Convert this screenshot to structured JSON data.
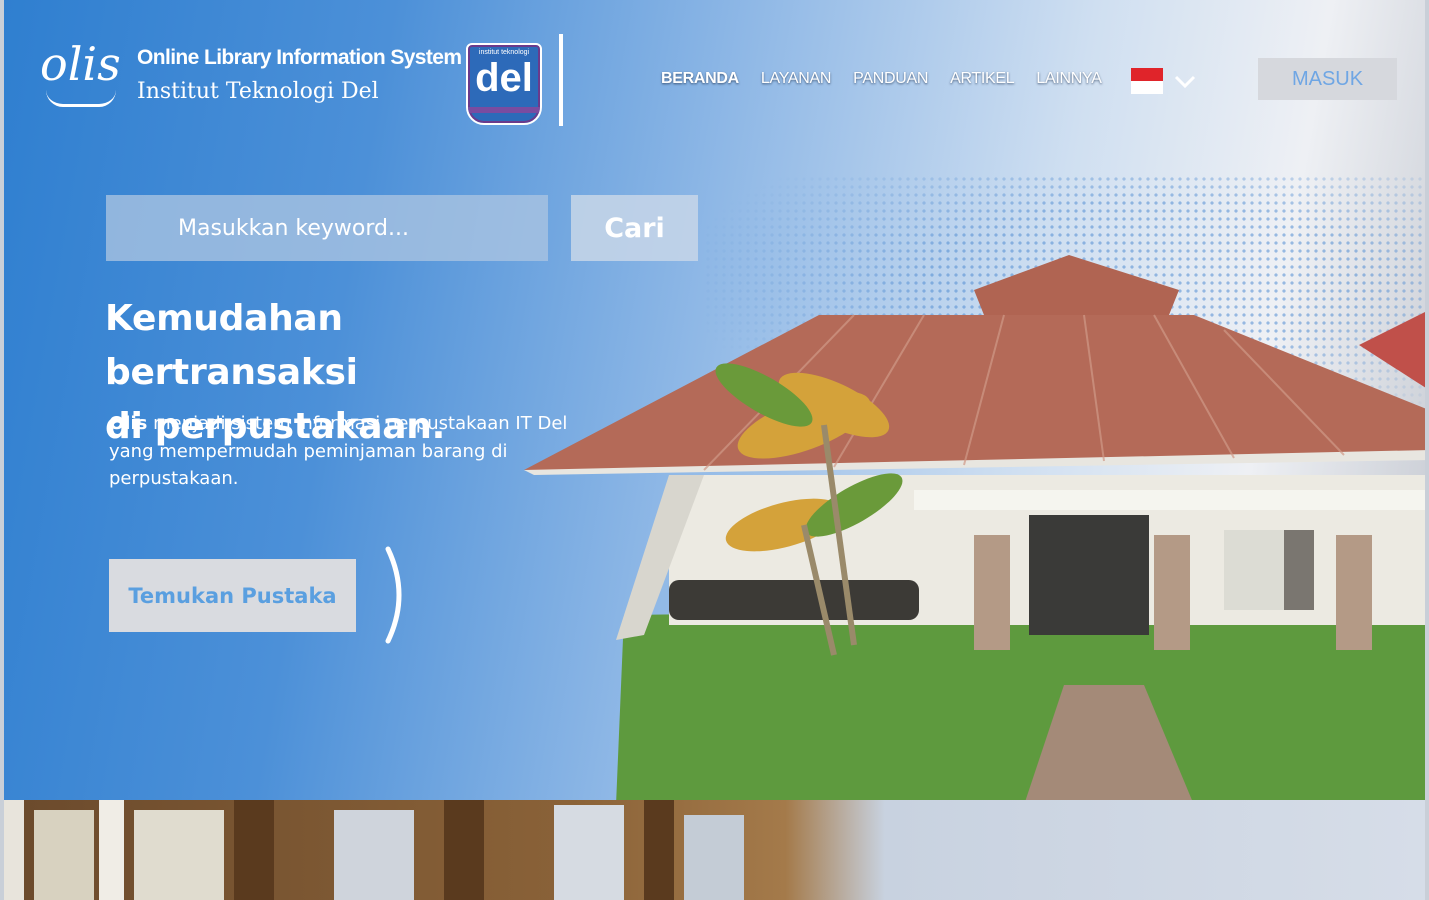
{
  "header": {
    "logo_text": "olis",
    "brand_title": "Online Library Information System",
    "brand_subtitle": "Institut Teknologi Del",
    "partner_logo_small": "institut teknologi",
    "partner_logo_text": "del",
    "nav": [
      {
        "label": "BERANDA",
        "active": true
      },
      {
        "label": "LAYANAN",
        "active": false
      },
      {
        "label": "PANDUAN",
        "active": false
      },
      {
        "label": "ARTIKEL",
        "active": false
      },
      {
        "label": "LAINNYA",
        "active": false
      }
    ],
    "language_flag": "indonesia-flag-icon",
    "login_label": "MASUK"
  },
  "search": {
    "placeholder": "Masukkan keyword...",
    "button_label": "Cari"
  },
  "hero": {
    "headline_line1": "Kemudahan bertransaksi",
    "headline_line2": "di perpustakaan.",
    "description_bold": "Olis",
    "description_rest": " menjadi sistem informasi perpustakaan IT Del yang mempermudah peminjaman barang di perpustakaan.",
    "cta_label": "Temukan Pustaka"
  },
  "colors": {
    "primary_blue": "#2f7fd0",
    "button_grey": "#d9dbe0",
    "accent_text_blue": "#5a9fe0",
    "flag_red": "#e0242a"
  }
}
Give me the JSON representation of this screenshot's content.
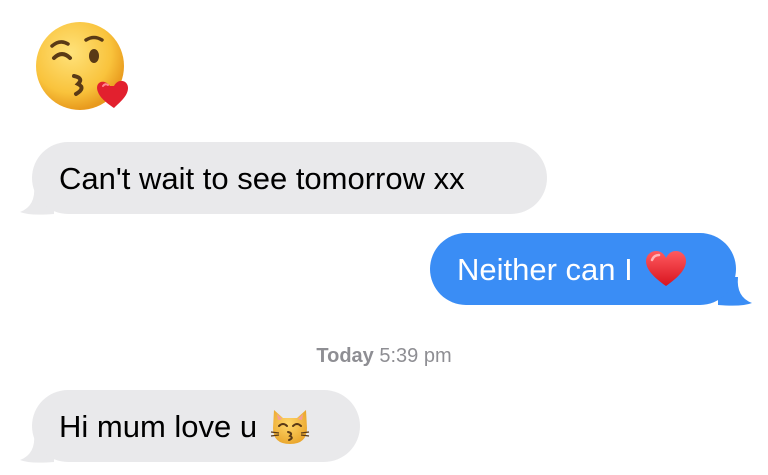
{
  "conversation": {
    "messages": [
      {
        "direction": "incoming",
        "type": "emoji",
        "emoji": "face-blowing-kiss-icon"
      },
      {
        "direction": "incoming",
        "type": "text",
        "text": "Can't wait to see tomorrow xx"
      },
      {
        "direction": "outgoing",
        "type": "text",
        "text": "Neither can I",
        "emoji": "red-heart-icon"
      },
      {
        "direction": "incoming",
        "type": "text",
        "text": "Hi mum love u",
        "emoji": "kissing-cat-icon"
      }
    ],
    "timestamp": {
      "day": "Today",
      "time": "5:39 pm"
    }
  },
  "colors": {
    "incoming_bubble": "#e9e9eb",
    "outgoing_bubble": "#3a8df5",
    "timestamp_text": "#8e8e93"
  }
}
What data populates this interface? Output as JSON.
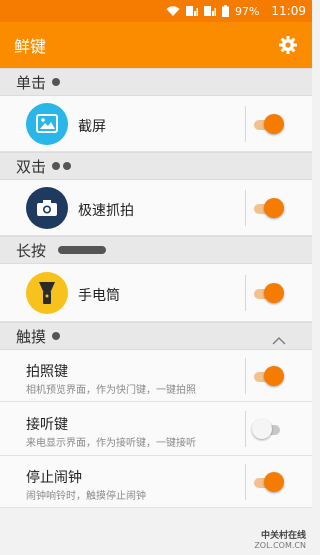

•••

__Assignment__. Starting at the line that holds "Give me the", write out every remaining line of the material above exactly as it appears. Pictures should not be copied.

__Completed task__.
Give me the JSON representation of this screenshot's content.
{
  "conversation": {
    "messages": [
      {
        "direction": "incoming",
        "type": "emoji",
        "emoji": "face-blowing-kiss-icon"
      },
      {
        "direction": "incoming",
        "type": "text",
        "text": "Can't wait to see tomorrow xx"
      },
      {
        "direction": "outgoing",
        "type": "text",
        "text": "Neither can I",
        "emoji": "red-heart-icon"
      },
      {
        "direction": "incoming",
        "type": "text",
        "text": "Hi mum love u",
        "emoji": "kissing-cat-icon"
      }
    ],
    "timestamp": {
      "day": "Today",
      "time": "5:39 pm"
    }
  },
  "colors": {
    "incoming_bubble": "#e9e9eb",
    "outgoing_bubble": "#3a8df5",
    "timestamp_text": "#8e8e93"
  }
}
What data populates this interface? Output as JSON.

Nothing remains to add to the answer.